For her outreach, Alniemi developed a project that had elementary school children growing glow-in-the-dark germs, letting them see that science exists everywhere, even when they were unaware of it.
“While creating my outreach project for elementary school students, I discovered a love for educating non-science audiences on ‘sciency’ topics and helping to teach the biological sciences in an understandable, non-threatening manner,” said Alniemi, a native of Bozeman. “Through this, I also realized that I thirsted for a career that would allow me to connect teaching of the biological sciences with education to people outside of the science world. I decided that a career in medicine would allow me to fulfill my passions for science and teaching, and it was from being a Scholar that I decided to apply for medical school.”
Ed Schmidt, a professor in the Department of Microbiology and Immunology in the College of Agriculture and the College of Letters and Science, is one of several faculty members who have mentored Hughes Scholars.
Explaining why he is so supportive, Schmidt said, “Philosophically, I see an essential connection between higher education and independent creative activities. This is why having productive cutting-edge research programs is essential for a university to be able to provide the highest quality of education. The Hughes program has done an outstanding job of ‘brokering’ independent research opportunities for the most promising undergraduate students in the biomedical sciences.
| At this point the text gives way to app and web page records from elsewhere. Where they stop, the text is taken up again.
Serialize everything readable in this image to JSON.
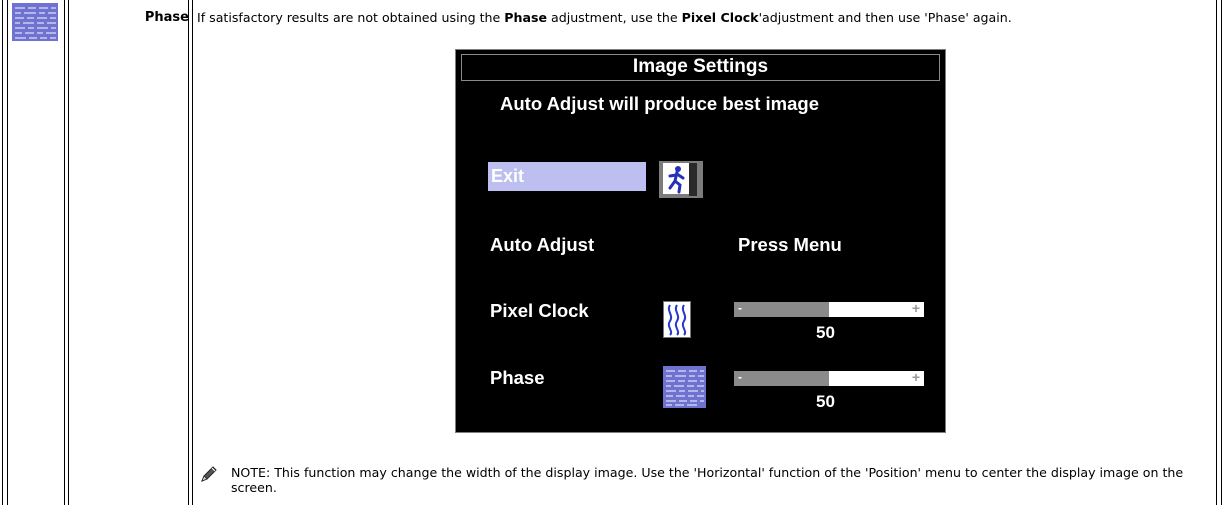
{
  "row": {
    "label": "Phase",
    "intro": {
      "part1": "If satisfactory results are not obtained using the ",
      "bold1": "Phase",
      "part2": " adjustment, use the ",
      "bold2": "Pixel Clock",
      "part3": "'adjustment and then use 'Phase' again."
    }
  },
  "osd": {
    "title": "Image Settings",
    "message": "Auto Adjust will produce best image",
    "exit_label": "Exit",
    "auto_adjust_label": "Auto Adjust",
    "press_menu_label": "Press Menu",
    "pixel_clock": {
      "label": "Pixel Clock",
      "value": "50",
      "level": 0.5,
      "minus": "-",
      "plus": "+"
    },
    "phase": {
      "label": "Phase",
      "value": "50",
      "level": 0.5,
      "minus": "-",
      "plus": "+"
    }
  },
  "note": {
    "text": "NOTE: This function may change the width of the display image. Use the 'Horizontal' function of the 'Position' menu to center the display image on the screen."
  },
  "icons": {
    "row_icon": "phase-pattern-icon",
    "exit_icon": "exit-running-man-icon",
    "pixel_clock_icon": "wave-icon",
    "phase_icon": "phase-pattern-icon",
    "note_icon": "pencil-icon"
  }
}
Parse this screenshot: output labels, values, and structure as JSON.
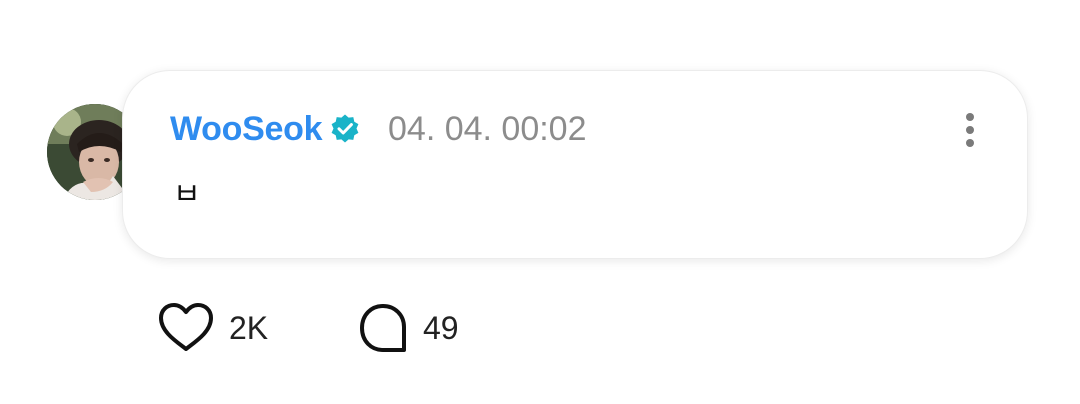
{
  "post": {
    "author": "WooSeok",
    "verified": true,
    "timestamp": "04. 04. 00:02",
    "message": "ㅂ"
  },
  "actions": {
    "likes": "2K",
    "comments": "49"
  },
  "icons": {
    "verified": "verified-badge-icon",
    "more": "more-vertical-icon",
    "like": "heart-outline-icon",
    "comment": "speech-bubble-outline-icon"
  },
  "colors": {
    "author": "#2f8cef",
    "verified_badge": "#1ab3c8",
    "timestamp": "#8c8c8c",
    "text": "#111111"
  }
}
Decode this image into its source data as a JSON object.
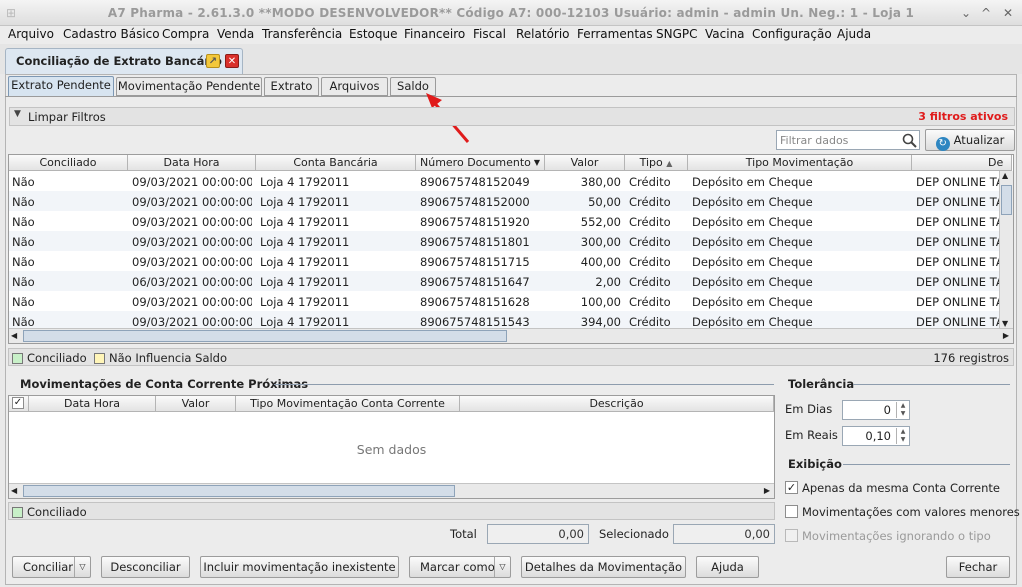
{
  "window": {
    "title": "A7 Pharma - 2.61.3.0   **MODO DESENVOLVEDOR**   Código A7: 000-12103   Usuário: admin - admin   Un. Neg.: 1 - Loja 1"
  },
  "menu": [
    "Arquivo",
    "Cadastro Básico",
    "Compra",
    "Venda",
    "Transferência",
    "Estoque",
    "Financeiro",
    "Fiscal",
    "Relatório",
    "Ferramentas",
    "SNGPC",
    "Vacina",
    "Configuração",
    "Ajuda"
  ],
  "doc_tab": {
    "label": "Conciliação de Extrato Bancário"
  },
  "subtabs": [
    "Extrato Pendente",
    "Movimentação Pendente",
    "Extrato",
    "Arquivos",
    "Saldo"
  ],
  "filter": {
    "label": "Limpar Filtros",
    "active_count": "3 filtros ativos",
    "search_placeholder": "Filtrar dados",
    "refresh_label": "Atualizar"
  },
  "table": {
    "columns": [
      "Conciliado",
      "Data Hora",
      "Conta Bancária",
      "Número Documento",
      "Valor",
      "Tipo",
      "Tipo Movimentação",
      "De"
    ],
    "rows": [
      [
        "Não",
        "09/03/2021 00:00:00",
        "Loja 4 1792011",
        "890675748152049",
        "380,00",
        "Crédito",
        "Depósito em Cheque",
        "DEP ONLINE TA"
      ],
      [
        "Não",
        "09/03/2021 00:00:00",
        "Loja 4 1792011",
        "890675748152000",
        "50,00",
        "Crédito",
        "Depósito em Cheque",
        "DEP ONLINE TA"
      ],
      [
        "Não",
        "09/03/2021 00:00:00",
        "Loja 4 1792011",
        "890675748151920",
        "552,00",
        "Crédito",
        "Depósito em Cheque",
        "DEP ONLINE TA"
      ],
      [
        "Não",
        "09/03/2021 00:00:00",
        "Loja 4 1792011",
        "890675748151801",
        "300,00",
        "Crédito",
        "Depósito em Cheque",
        "DEP ONLINE TA"
      ],
      [
        "Não",
        "09/03/2021 00:00:00",
        "Loja 4 1792011",
        "890675748151715",
        "400,00",
        "Crédito",
        "Depósito em Cheque",
        "DEP ONLINE TA"
      ],
      [
        "Não",
        "06/03/2021 00:00:00",
        "Loja 4 1792011",
        "890675748151647",
        "2,00",
        "Crédito",
        "Depósito em Cheque",
        "DEP ONLINE TA"
      ],
      [
        "Não",
        "09/03/2021 00:00:00",
        "Loja 4 1792011",
        "890675748151628",
        "100,00",
        "Crédito",
        "Depósito em Cheque",
        "DEP ONLINE TA"
      ],
      [
        "Não",
        "09/03/2021 00:00:00",
        "Loja 4 1792011",
        "890675748151543",
        "394,00",
        "Crédito",
        "Depósito em Cheque",
        "DEP ONLINE TA"
      ]
    ]
  },
  "legend": {
    "conciliado": "Conciliado",
    "nao_influencia": "Não Influencia Saldo",
    "records": "176 registros"
  },
  "proximas": {
    "title": "Movimentações de Conta Corrente Próximas",
    "columns": [
      "Data Hora",
      "Valor",
      "Tipo Movimentação Conta Corrente",
      "Descrição"
    ],
    "empty": "Sem dados",
    "legend": "Conciliado"
  },
  "tolerancia": {
    "title": "Tolerância",
    "dias_label": "Em Dias",
    "dias_value": "0",
    "reais_label": "Em Reais",
    "reais_value": "0,10"
  },
  "exibicao": {
    "title": "Exibição",
    "opt1": "Apenas da mesma Conta Corrente",
    "opt2": "Movimentações com valores menores",
    "opt3": "Movimentações ignorando o tipo"
  },
  "totals": {
    "total_label": "Total",
    "total_value": "0,00",
    "selecionado_label": "Selecionado",
    "selecionado_value": "0,00"
  },
  "buttons": {
    "conciliar": "Conciliar",
    "desconciliar": "Desconciliar",
    "incluir": "Incluir movimentação inexistente",
    "marcar": "Marcar como",
    "detalhes": "Detalhes da Movimentação",
    "ajuda": "Ajuda",
    "fechar": "Fechar"
  },
  "colors": {
    "accent": "#2e86c1",
    "alert": "#e01b1b",
    "conciliado_swatch": "#c8f0c8",
    "nao_influencia_swatch": "#fff5b8"
  }
}
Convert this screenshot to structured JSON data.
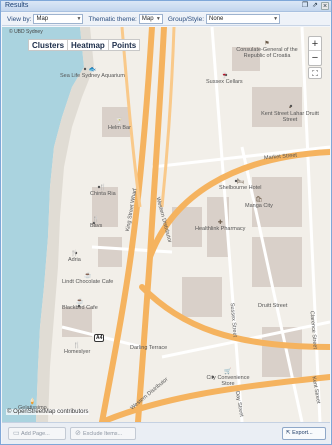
{
  "window": {
    "title": "Results"
  },
  "toolbar": {
    "view_by_label": "View by:",
    "view_by_value": "Map",
    "thematic_label": "Thematic theme:",
    "thematic_value": "Map",
    "group_by_label": "Group/Style:",
    "group_by_value": "None"
  },
  "map": {
    "attribution_top": "© UBD Sydney",
    "modes": [
      "Clusters",
      "Heatmap",
      "Points"
    ],
    "zoom_in": "+",
    "zoom_out": "−",
    "extent": "⛶",
    "pois": [
      "Consulate-General of the Republic of Croatia",
      "Sussex Cellars",
      "Sea Life Sydney Aquarium",
      "Kent Street Lahar Druitt Street",
      "Helm Bar",
      "Shelbourne Hotel",
      "Chinta Ria",
      "Manga City",
      "Bavs",
      "Healthlink Pharmacy",
      "Adria",
      "Lindt Chocolate Cafe",
      "Blackbird Cafe",
      "Homeslyer",
      "City Convenience Store",
      "Gelatissimo"
    ],
    "streets": [
      "Market Street",
      "King Street Wharf",
      "Western Distributor",
      "Sussex Street",
      "Druitt Street",
      "Day Street",
      "Darling Terrace",
      "Western Distributor",
      "Clarence Street",
      "Kent Street"
    ],
    "shield": "A4",
    "attribution_bottom": "© OpenStreetMap contributors"
  },
  "bottom": {
    "add_button": "Add Page...",
    "exclude_button": "Exclude Items...",
    "export_button": "Export..."
  }
}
“Thus, the Hughes selection process effectively identified the best students in a very competitive application and review process,” Schmidt said. “As such, when I accepted a Hughes student, I could be assured this is a very high achieving motivated student. Also, the Hughes program does a good job of putting these students in active productive labs, so the Hughes students would have the greatest opportunity to get hands-on research experience and to attain and credentials that would help them in their future ambitions.
He mentored those students by giving them independent “sub-projects” within larger ongoing projects that were being expanded to answer a wider question, Schmidt said. The Hughes Scholars were then paired with a more senior scientist to provide more training.
“I believe that, if you want somebody to be responsible, you need to give them responsibility, and this is how I try to mentor my undergraduate trainees,” Schmidt said.
Sellers said this is the final year of HHMI funding at MSU, so the April 27 event is also a celebration of the programs it has supported since 2002. Three four-year grants funded approximately 120 undergraduates who conducted research during the past 12 summers and 45 undergraduates – called Hughes Scholars -- who conducted research during the past six school years.
Principal Investigator John P. Miller, a professor in MSU’s Department of Cell Biology and Neuroscience, said he has seen the benefits of HHMI programs.
“Over the 12 years I have been involved with the HHMI-sponsored HUB program, I have seen substantial positive impacts on the biological sciences curriculum here at MSU, as well as on several core components of the AIRO and MAP programs,” he said.
AIRO refers to American Indian Research Opportunities, and MAP to the Montana Apprenticeship Program.
“Among other achievements, HHMI funds were absolutely essential in several faculty hires and in equipping undergraduate student labs, and in revising and implementing the core multi-departmental biology sequence,” Miller said. “The recent HHMI Undergraduate Scholars Program managed and directed by Martha Sellers is, I think, the crowning glory of the program."
Evelyn Boswell at (406) 994-5135 or firstname.lastname@example.org